(b). We do not agree.
After giving the jury a general explanation of the meaning of presumptions the court charged the jury, in pertinent part: "However, in mentioning the offering of evidence contradicting the presumption, the rule of law that there is no burden whatsoever on a defendant to offer any testimony or any evidence in support of his innocence is not altered or changed. The burden is entirely on the State, as I have previously charged you, to prove the guilt of the defendant beyond a reasonable doubt." The court subsequently charged the jury on the presumptions set forth in OCGA 40-6-392
(b) relating to a person s blood alcohol content. Appellant contends that under the holding in Sandstrom v. Montana, 442 U. S. 510 (99 SC 2450, 61 LE2d 39) (1979), the court's charge on presumptions was burden-shifting, relieving the State of proving every element of the offense charged beyond a reasonable doubt. We do not agree.

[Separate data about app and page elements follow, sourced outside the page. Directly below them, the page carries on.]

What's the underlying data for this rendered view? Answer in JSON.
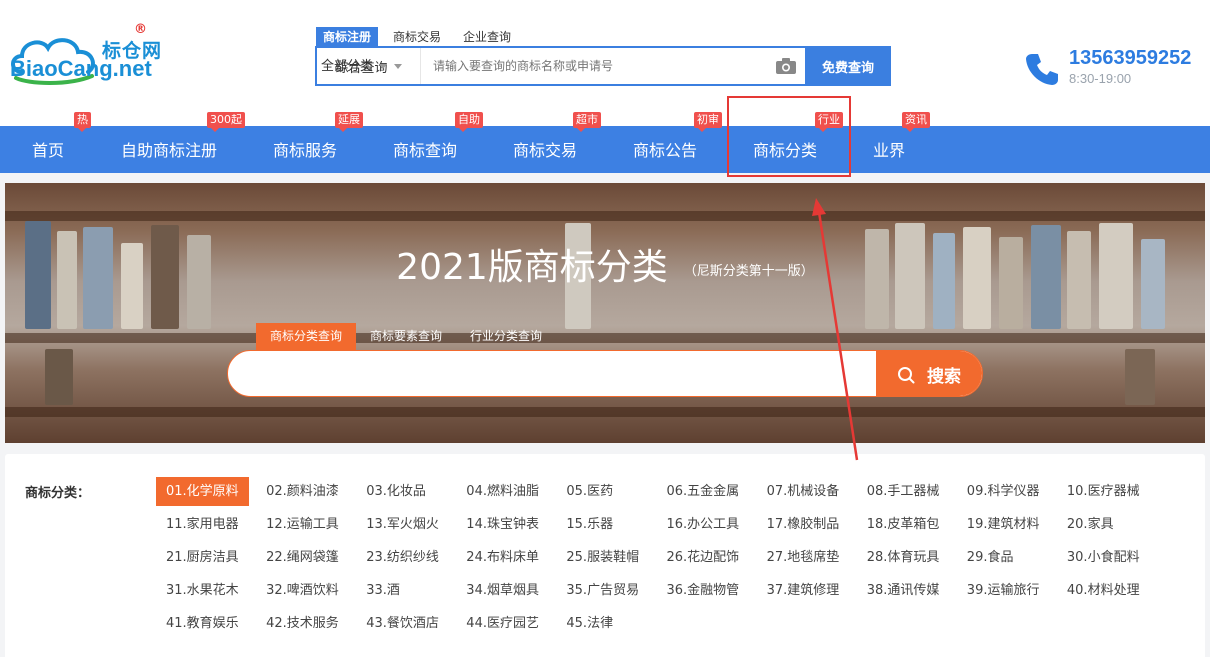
{
  "logo": {
    "cn": "标仓网",
    "reg": "®",
    "en": "BiaoCang.net"
  },
  "search_tabs": [
    "商标注册",
    "商标交易",
    "企业查询"
  ],
  "search": {
    "scope": "综合查询",
    "placeholder": "请输入要查询的商标名称或申请号",
    "category": "全部分类",
    "button": "免费查询"
  },
  "contact": {
    "phone": "13563959252",
    "hours": "8:30-19:00"
  },
  "nav": [
    {
      "label": "首页",
      "badge": "热"
    },
    {
      "label": "自助商标注册",
      "badge": "300起"
    },
    {
      "label": "商标服务",
      "badge": "延展"
    },
    {
      "label": "商标查询",
      "badge": "自助"
    },
    {
      "label": "商标交易",
      "badge": "超市"
    },
    {
      "label": "商标公告",
      "badge": "初审"
    },
    {
      "label": "商标分类",
      "badge": "行业"
    },
    {
      "label": "业界",
      "badge": "资讯"
    }
  ],
  "banner": {
    "title": "2021版商标分类",
    "subtitle": "（尼斯分类第十一版）",
    "tabs": [
      "商标分类查询",
      "商标要素查询",
      "行业分类查询"
    ],
    "search_value": "",
    "search_button": "搜索"
  },
  "categories": {
    "label": "商标分类：",
    "items": [
      "01.化学原料",
      "02.颜料油漆",
      "03.化妆品",
      "04.燃料油脂",
      "05.医药",
      "06.五金金属",
      "07.机械设备",
      "08.手工器械",
      "09.科学仪器",
      "10.医疗器械",
      "11.家用电器",
      "12.运输工具",
      "13.军火烟火",
      "14.珠宝钟表",
      "15.乐器",
      "16.办公工具",
      "17.橡胶制品",
      "18.皮革箱包",
      "19.建筑材料",
      "20.家具",
      "21.厨房洁具",
      "22.绳网袋篷",
      "23.纺织纱线",
      "24.布料床单",
      "25.服装鞋帽",
      "26.花边配饰",
      "27.地毯席垫",
      "28.体育玩具",
      "29.食品",
      "30.小食配料",
      "31.水果花木",
      "32.啤酒饮料",
      "33.酒",
      "34.烟草烟具",
      "35.广告贸易",
      "36.金融物管",
      "37.建筑修理",
      "38.通讯传媒",
      "39.运输旅行",
      "40.材料处理",
      "41.教育娱乐",
      "42.技术服务",
      "43.餐饮酒店",
      "44.医疗园艺",
      "45.法律"
    ]
  },
  "colors": {
    "nav_blue": "#3d80e3",
    "accent_orange": "#f26a2e",
    "annotation_red": "#e53935"
  }
}
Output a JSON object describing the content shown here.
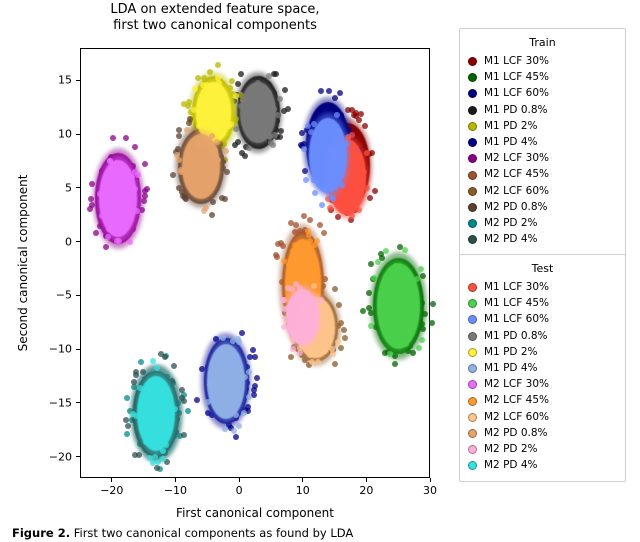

Both Sandstrom and the recent case of Francis v. Franklin, ---- U. S. ---- (105 SC ----, 85 LE2d 344, 53 LW 4495) (1985), were decided on the ground that a charge that it is presumed that a person intends the natural and probable consequences of his acts created a mandatory presumption of intent, thereby relieving the State of proving an essential element of the crime of malice murder. In Francis, supra, the court stated: "If a specific portion of the jury charge, considered in isolation, could reasonably have been understood as creating a presumption that relieves the State of its burden of persuasion on an element of an offense, the potentially offending words must be considered in the context of the charge as a whole. Other instructions might explain the particular infirm language to the extent that a reasonable juror could not have considered the charge to have created an unconstitutional presumption. [Cit.] This analysis 'requires careful attention to the words actually spoken to the jury . . ., for whether a defendant has been accorded his constitutional rights depends upon the way in which a reasonable juror could have interpreted the instruction.' Sandstrom, supra, at 514."
Looking at the charge as a whole, we find that a reasonable juror could not have interpreted the charge as having created an unconstitutional presumption, thereby shifting the burden of proof to appellant. The court charged the jury specifically that "it is incumbent upon the State to prove that all of the necessary elements of the crime charged in this accusation were committed by the defendant. The defendant enters upon this trial with a presumption of innocence . . . and that presumption remains with him throughout the trial, unless and until it is overcome by evidence submitted to you which establishes his guilt beyond a reasonable doubt." (Emphasis supplied.) The court also charged the jury that a presumption is not evidence, and in reference to offering evidence contradicting a presumption, the rule that there is no burden whatsoever on a defendant to offer any testimony or any evidence in support of his innocence is not altered or changed. Looking at the court's charge as a whole, we find nothing which a reasonable juror could interpret as an unconstitutional shifting of the burden of proof to appellant. As this court has held previously that the language used in the charge here did not shift the burden of proof to appellant, McCann v. State, 167 Ga. App. 368
, 369 (2) (306 SE2d 681
) (1983), and that the presumptions created by OCGA 40-6-392
do not constitute a denial of due process of law, Olsen v. State, 168 Ga. App. 296
, 297 (308 SE2d 703
) (1983), we find no error in the court's charge on presumptions.
Judgment affirmed. Birdsong, P. J., concurs. Carley, J., concurs specially.
CARLEY, Judge, concurring specially.
I concur in the judgment and in all that is said in Division 1 of the majority opinion. I also agree with the conclusion of Division 2 that the challenged charge does not require that we reverse the judgment in this case. However, I agree for the reasons set forth in Peters v. State, 175 Ga. App. 463 (333 SE2d 436) (1985)
Ken Stula, Solicitor, for appellee.